**WHAT YOU ARE ASKED TO DO:** Write out every line from the listing below where the string "Układ" is found.

**RECORD SET:**
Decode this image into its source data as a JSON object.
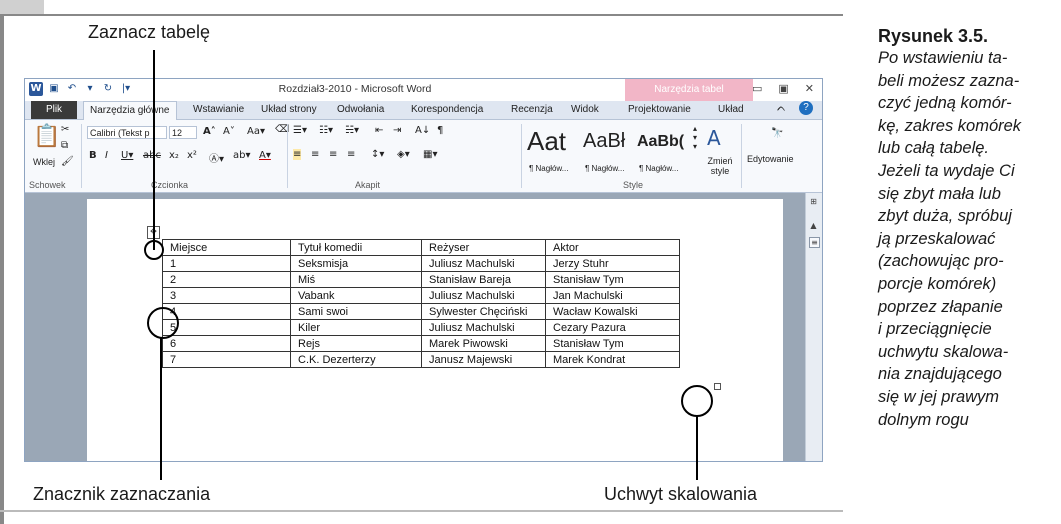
{
  "annotations": {
    "top_label": "Zaznacz tabelę",
    "bottom_left_label": "Znacznik zaznaczania",
    "bottom_right_label": "Uchwyt skalowania"
  },
  "caption": {
    "title": "Rysunek 3.5.",
    "lines": [
      "Po wstawieniu ta-",
      "beli możesz zazna-",
      "czyć jedną komór-",
      "kę, zakres komórek",
      "lub całą tabelę.",
      "Jeżeli ta wydaje Ci",
      "się zbyt mała lub",
      "zbyt duża, spróbuj",
      "ją przeskalować",
      "(zachowując pro-",
      "porcje komórek)",
      "poprzez złapanie",
      "i przeciągnięcie",
      "uchwytu skalowa-",
      "nia znajdującego",
      "się w jej prawym",
      "dolnym rogu"
    ]
  },
  "word": {
    "window_title": "Rozdział3-2010 - Microsoft Word",
    "context_tab": "Narzędzia tabel",
    "tabs": {
      "file": "Plik",
      "home": "Narzędzia główne",
      "insert": "Wstawianie",
      "page_layout": "Układ strony",
      "references": "Odwołania",
      "mailings": "Korespondencja",
      "review": "Recenzja",
      "view": "Widok",
      "design": "Projektowanie",
      "layout": "Układ"
    },
    "ribbon": {
      "paste_label": "Wklej",
      "clipboard_group": "Schowek",
      "font_name": "Calibri (Tekst p",
      "font_size": "12",
      "font_group": "Czcionka",
      "paragraph_group": "Akapit",
      "style_group": "Style",
      "style_samples": [
        "Aat",
        "AaBł",
        "AaBb("
      ],
      "style_names": [
        "¶ Nagłów...",
        "¶ Nagłów...",
        "¶ Nagłów..."
      ],
      "change_styles": "Zmień style",
      "editing": "Edytowanie"
    },
    "table": {
      "headers": [
        "Miejsce",
        "Tytuł komedii",
        "Reżyser",
        "Aktor"
      ],
      "rows": [
        [
          "1",
          "Seksmisja",
          "Juliusz Machulski",
          "Jerzy Stuhr"
        ],
        [
          "2",
          "Miś",
          "Stanisław Bareja",
          "Stanisław Tym"
        ],
        [
          "3",
          "Vabank",
          "Juliusz Machulski",
          "Jan Machulski"
        ],
        [
          "4",
          "Sami swoi",
          "Sylwester Chęciński",
          "Wacław Kowalski"
        ],
        [
          "5",
          "Kiler",
          "Juliusz Machulski",
          "Cezary Pazura"
        ],
        [
          "6",
          "Rejs",
          "Marek Piwowski",
          "Stanisław Tym"
        ],
        [
          "7",
          "C.K. Dezerterzy",
          "Janusz Majewski",
          "Marek Kondrat"
        ]
      ]
    }
  },
  "colors": {
    "file_tab": "#3a3a3a",
    "context_tab": "#f2b6c7",
    "ribbon": "#f7f9fc",
    "doc_background": "#9aa7b6"
  }
}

**YOUR SOLUTION:**
      "page_layout": "Układ strony",
      "layout": "Układ"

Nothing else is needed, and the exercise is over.